**THE TASK**
Search the records below for the string "this", and report each line that contains it.

**DATA TO PROCESS**
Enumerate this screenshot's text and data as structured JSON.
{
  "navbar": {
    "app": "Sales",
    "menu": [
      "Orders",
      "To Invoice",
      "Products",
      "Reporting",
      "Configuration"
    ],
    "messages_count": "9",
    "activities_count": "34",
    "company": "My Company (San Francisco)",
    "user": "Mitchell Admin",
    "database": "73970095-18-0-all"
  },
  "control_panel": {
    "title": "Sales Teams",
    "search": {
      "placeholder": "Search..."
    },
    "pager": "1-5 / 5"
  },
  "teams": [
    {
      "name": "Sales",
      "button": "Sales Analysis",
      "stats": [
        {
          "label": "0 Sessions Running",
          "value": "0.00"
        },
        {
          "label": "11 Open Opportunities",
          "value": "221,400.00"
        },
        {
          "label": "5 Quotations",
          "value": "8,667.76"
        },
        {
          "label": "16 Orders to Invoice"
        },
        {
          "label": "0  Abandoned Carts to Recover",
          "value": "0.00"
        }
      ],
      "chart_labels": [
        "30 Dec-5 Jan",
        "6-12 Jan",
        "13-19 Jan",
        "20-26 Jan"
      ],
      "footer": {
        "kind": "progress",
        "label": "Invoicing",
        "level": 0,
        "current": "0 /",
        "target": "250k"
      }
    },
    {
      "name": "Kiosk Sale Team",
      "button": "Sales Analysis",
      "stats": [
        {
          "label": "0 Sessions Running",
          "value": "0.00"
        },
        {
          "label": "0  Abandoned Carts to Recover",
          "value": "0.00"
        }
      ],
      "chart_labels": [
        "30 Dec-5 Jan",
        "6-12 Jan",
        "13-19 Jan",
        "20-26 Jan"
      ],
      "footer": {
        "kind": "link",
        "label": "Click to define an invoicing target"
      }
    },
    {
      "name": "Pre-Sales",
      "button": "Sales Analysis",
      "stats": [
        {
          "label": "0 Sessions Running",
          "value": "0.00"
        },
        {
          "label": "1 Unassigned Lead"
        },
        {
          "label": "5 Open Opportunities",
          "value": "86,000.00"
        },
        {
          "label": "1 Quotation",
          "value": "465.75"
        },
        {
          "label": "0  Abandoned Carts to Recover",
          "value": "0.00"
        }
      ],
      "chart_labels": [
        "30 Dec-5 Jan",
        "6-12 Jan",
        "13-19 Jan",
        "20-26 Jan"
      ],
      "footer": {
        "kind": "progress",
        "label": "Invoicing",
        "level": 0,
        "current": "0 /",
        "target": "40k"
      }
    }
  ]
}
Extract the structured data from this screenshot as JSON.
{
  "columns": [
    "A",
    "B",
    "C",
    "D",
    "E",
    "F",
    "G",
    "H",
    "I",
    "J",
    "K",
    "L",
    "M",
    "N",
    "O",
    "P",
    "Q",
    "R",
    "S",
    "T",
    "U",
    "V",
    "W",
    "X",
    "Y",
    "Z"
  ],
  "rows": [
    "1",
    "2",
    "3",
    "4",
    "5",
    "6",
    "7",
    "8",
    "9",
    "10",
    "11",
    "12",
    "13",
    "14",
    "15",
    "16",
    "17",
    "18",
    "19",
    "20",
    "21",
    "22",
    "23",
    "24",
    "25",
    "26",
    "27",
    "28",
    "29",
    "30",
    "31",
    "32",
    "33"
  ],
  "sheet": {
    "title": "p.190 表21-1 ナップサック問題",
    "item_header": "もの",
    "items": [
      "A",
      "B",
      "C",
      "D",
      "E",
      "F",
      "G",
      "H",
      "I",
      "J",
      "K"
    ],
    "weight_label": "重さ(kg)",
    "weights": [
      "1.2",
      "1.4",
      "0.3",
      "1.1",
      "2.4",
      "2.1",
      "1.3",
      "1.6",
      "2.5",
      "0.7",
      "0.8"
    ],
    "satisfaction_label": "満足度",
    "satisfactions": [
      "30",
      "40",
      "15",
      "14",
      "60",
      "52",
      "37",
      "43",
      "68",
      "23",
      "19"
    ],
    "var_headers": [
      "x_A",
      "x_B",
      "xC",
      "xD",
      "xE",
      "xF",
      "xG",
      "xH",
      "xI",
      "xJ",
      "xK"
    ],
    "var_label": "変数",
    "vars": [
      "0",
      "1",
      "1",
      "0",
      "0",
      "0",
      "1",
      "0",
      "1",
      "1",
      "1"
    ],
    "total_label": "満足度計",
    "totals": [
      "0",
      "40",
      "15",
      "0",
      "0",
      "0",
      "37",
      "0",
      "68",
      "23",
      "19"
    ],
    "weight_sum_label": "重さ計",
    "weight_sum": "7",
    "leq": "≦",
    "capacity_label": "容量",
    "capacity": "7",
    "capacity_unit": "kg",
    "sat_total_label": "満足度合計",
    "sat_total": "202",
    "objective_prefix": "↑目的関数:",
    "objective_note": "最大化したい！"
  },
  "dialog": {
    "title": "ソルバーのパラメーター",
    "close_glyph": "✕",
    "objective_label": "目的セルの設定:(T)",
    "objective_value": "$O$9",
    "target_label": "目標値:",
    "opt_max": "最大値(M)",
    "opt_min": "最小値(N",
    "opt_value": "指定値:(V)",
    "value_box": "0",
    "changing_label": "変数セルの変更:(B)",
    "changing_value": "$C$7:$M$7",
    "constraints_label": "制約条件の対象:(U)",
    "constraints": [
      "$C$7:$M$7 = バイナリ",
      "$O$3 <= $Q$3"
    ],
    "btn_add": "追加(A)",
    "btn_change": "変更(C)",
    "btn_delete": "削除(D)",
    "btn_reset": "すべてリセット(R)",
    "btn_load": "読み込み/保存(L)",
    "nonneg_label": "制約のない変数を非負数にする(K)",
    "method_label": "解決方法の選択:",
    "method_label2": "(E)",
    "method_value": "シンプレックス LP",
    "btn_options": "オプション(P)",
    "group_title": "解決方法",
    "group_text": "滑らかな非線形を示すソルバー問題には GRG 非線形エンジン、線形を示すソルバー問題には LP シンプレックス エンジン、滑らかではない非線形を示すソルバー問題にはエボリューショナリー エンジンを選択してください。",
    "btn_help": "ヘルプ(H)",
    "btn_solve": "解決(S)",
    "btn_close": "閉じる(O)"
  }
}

**TASK SOLUTION**
Enumerate this screenshot's text and data as structured JSON.
Extract the structured data from this screenshot as JSON.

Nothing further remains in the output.